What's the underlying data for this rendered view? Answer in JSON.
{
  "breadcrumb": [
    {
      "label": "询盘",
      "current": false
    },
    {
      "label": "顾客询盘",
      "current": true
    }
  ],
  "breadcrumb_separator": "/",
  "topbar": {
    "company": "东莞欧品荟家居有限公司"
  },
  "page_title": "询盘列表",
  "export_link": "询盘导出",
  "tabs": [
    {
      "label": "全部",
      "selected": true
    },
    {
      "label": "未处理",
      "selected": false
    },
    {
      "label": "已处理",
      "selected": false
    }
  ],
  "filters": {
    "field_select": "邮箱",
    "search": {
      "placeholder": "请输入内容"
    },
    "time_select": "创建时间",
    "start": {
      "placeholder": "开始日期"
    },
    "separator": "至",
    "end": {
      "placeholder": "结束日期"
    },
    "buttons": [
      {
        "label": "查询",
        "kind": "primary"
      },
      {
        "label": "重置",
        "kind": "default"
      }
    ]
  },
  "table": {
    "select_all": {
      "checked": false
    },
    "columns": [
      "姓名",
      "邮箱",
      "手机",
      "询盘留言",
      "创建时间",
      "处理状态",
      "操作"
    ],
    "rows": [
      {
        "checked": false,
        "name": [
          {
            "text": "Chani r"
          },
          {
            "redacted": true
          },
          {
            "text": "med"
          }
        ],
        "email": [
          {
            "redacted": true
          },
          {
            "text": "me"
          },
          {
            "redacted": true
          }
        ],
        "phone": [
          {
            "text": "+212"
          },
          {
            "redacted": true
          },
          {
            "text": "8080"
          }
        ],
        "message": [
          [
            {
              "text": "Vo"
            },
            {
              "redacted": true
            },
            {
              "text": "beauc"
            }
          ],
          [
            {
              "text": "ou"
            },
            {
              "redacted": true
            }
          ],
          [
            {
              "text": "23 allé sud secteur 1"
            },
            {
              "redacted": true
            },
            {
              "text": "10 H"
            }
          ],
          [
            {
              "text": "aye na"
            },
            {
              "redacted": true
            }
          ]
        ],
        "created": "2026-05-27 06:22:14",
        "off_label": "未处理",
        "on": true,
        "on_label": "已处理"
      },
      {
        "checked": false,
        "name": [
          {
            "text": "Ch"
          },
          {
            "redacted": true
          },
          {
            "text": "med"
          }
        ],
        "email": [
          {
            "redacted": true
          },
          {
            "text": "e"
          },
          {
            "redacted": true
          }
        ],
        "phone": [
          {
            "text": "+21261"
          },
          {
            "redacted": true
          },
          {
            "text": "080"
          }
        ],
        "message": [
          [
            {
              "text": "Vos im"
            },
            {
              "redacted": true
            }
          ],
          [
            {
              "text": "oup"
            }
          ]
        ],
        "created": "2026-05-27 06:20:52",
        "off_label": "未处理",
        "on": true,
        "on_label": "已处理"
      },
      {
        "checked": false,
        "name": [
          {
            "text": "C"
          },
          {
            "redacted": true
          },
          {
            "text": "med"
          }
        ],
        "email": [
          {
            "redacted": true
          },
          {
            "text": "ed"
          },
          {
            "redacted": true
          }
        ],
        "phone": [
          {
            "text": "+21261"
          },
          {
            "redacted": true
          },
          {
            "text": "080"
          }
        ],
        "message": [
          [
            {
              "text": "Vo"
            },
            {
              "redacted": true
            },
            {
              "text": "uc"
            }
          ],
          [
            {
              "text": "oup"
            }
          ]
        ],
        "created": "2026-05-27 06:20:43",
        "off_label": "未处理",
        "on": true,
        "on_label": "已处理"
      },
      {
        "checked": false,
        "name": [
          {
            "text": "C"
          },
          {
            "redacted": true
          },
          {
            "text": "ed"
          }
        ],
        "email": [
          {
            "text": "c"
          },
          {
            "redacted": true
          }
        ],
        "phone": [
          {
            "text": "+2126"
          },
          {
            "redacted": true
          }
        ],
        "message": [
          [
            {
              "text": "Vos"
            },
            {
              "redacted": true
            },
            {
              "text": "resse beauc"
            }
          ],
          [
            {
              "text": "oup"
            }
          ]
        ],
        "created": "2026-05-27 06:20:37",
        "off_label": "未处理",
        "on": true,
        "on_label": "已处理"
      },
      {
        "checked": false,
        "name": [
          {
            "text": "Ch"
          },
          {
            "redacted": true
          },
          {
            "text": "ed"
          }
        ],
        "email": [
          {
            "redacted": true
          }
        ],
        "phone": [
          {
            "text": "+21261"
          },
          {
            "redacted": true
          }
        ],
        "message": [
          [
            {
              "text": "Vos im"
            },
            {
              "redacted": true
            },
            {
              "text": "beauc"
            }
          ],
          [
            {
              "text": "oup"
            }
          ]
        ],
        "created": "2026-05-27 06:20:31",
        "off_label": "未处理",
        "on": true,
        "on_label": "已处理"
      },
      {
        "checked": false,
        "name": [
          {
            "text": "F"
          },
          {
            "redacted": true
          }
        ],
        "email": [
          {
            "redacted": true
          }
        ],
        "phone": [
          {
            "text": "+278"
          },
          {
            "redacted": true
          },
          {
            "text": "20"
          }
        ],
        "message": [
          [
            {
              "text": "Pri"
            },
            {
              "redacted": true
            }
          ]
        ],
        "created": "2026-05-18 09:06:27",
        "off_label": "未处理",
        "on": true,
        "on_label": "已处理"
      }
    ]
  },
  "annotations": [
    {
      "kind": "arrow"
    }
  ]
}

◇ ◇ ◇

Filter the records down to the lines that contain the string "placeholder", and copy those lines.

      "placeholder": "请输入内容"
      "placeholder": "开始日期"
      "placeholder": "结束日期"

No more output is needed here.